# Lattice-ordered group

$l$-group

A group $G$ on the set of elements of which a partial-order relation $\leq$ is defined possessing the properties: 1) $G$ is a lattice relative to $\leq$, i.e. for any $x, y \in G$ there are elements $x \wedge y$, $x \lor y$ such that $x \wedge y \leq x, y$ and $x \lor y \geq x, y$; for any $z \in G$, $z \leq x, y$ implies $z \leq x \wedge y$, and for any $t \in G$ and $x, y \leq t$ one has $x \lor y \leq t$; and 2) for any $a, b, x, y \in G$ the inequality $a \leq b$ implies $xay \leq xby$. Similarly, a lattice-ordered group can be defined as an algebraic system of signature $\langle \cdot , {} ^ {- 1} , e, \wedge, \lor \rangle$ that satisfies the axioms: 3) $\langle G, \cdot , {} ^ {- 1} , e\rangle$ is a group; 4) $\langle G, \lor , \wedge\rangle$ is a lattice; and 5) $x( y \lor z) t = xyt \lor xzt$ and $x( y \wedge z) t = xyt \wedge xzt$ for any $x, y, z, t \in G$.

The lattice of elements of a lattice-ordered group is distributive (cf. Distributive lattice). The absolute value (respectively, the positive and the negative part) of an element $x$ is the element $| x | = x \lor x ^ {- 1}$ (respectively, $x ^ {+} = x\lor e$ and $x ^ {-} = x \wedge e$). In lattice-ordered groups, the following relations hold:

$$x = x ^ {+} x ^ {-} ,\ \ | x | ^ {- 1} \leq x \leq | x | ,$$

$$| x | = x ^ {+} ( x ^ {-} ) ^ {- 1} ,\ x ^ {+} \wedge ( x ^ {-} ) ^ {- 1 } = e,$$

$$( x \lor y) ^ {- 1} = x ^ {- 1} \wedge y ^ {- 1} ,\ \ ( x \wedge y) ^ {- 1} = x ^ {- 1} \lor y ^ {- 1} .$$

Two elements $x$ and $y$ are called orthogonal if $| x | \lor | y | = e$. Orthogonal elements commute.

A subset $H$ of an $l$-group $G$ is called an $l$-subgroup if $H$ is a subgroup and a sublattice in $G$; an $l$-subgroup $H$ is called an $l$-ideal of $G$ if it is normal and convex in $G$. The set of $l$-subgroups of a lattice-ordered group forms a sublattice of the lattice of all its subgroups. The lattice of $l$-ideals of a lattice-ordered group is distributive. An $l$-homomorphism of an $l$-group $G$ into an $l$-group $H$ is a homomorphism $\phi$ of the group $G$ into the group $H$ such that
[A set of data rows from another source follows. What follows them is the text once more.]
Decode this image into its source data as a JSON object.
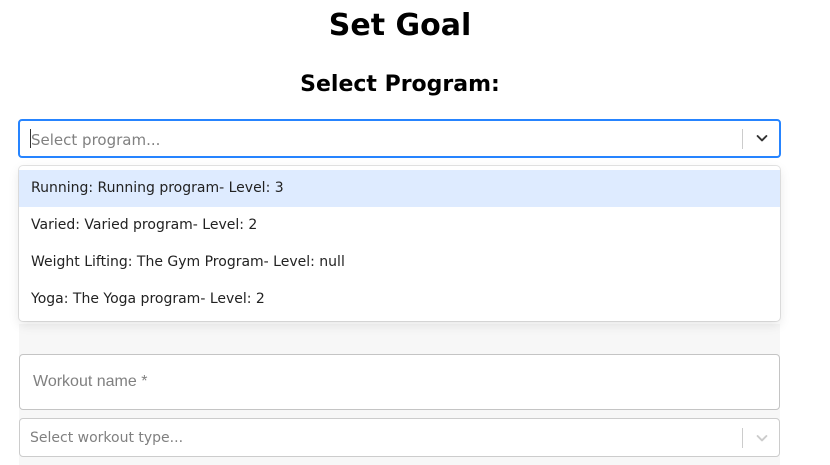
{
  "page": {
    "title": "Set Goal",
    "section_title": "Select Program:"
  },
  "program_select": {
    "placeholder": "Select program...",
    "options": [
      "Running: Running program- Level: 3",
      "Varied: Varied program- Level: 2",
      "Weight Lifting: The Gym Program- Level: null",
      "Yoga: The Yoga program- Level: 2"
    ],
    "focused_index": 0
  },
  "workout_name": {
    "label": "Workout name *"
  },
  "workout_type_select": {
    "placeholder": "Select workout type..."
  },
  "colors": {
    "focus_border": "#2684ff",
    "option_highlight": "#deebff"
  },
  "icons": {
    "dropdown": "chevron-down-icon"
  }
}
$$\phi ( x \lor y) = \phi ( x) \lor \phi ( y) ,\ \ \phi ( x \wedge y) = \phi ( x) \wedge \phi ( y).$$

The kernels of $l$-homomorphisms are precisely the $l$-ideals of $l$-groups. If $G$ is an $l$-group and $M \subset G$, then the set $M ^ \perp = \{ {x \in G } : {| x | \wedge | m | = e \textrm{ for every } m \in M } \}$ is a convex $l$-subgroup in $G$ (cf. Convex subgroup).

The group $A( L)$ of one-to-one order-preserving mappings of a totally ordered set $L$ onto itself is an $l$-group (if for $f, g \in A( L)$ one assumes that $f \leq g$ if and only if $f( \alpha ) \leq g( \alpha )$ for all $\alpha \in L$). Every $l$-group is $l$-isomorphic to an $l$-subgroup of the lattice-ordered group $A( L)$ for a suitable set $L$.

The class of all lattice-ordered groups is a variety of signature $\langle \cdot , {} ^ {- 1} , e, \wedge, \lor\rangle$ (cf. Variety of groups). Its most important subvariety is the class of lattice-ordered groups that can be approximated by totally ordered groups (the class of representable $l$-groups, cf. also Totally ordered group).

#### References

 [1] G. Birkhoff, "Lattice theory" , Colloq. Publ. , 25 , Amer. Math. Soc. (1973) [2] L. Fuchs, "Partially ordered algebraic systems" , Pergamon (1963)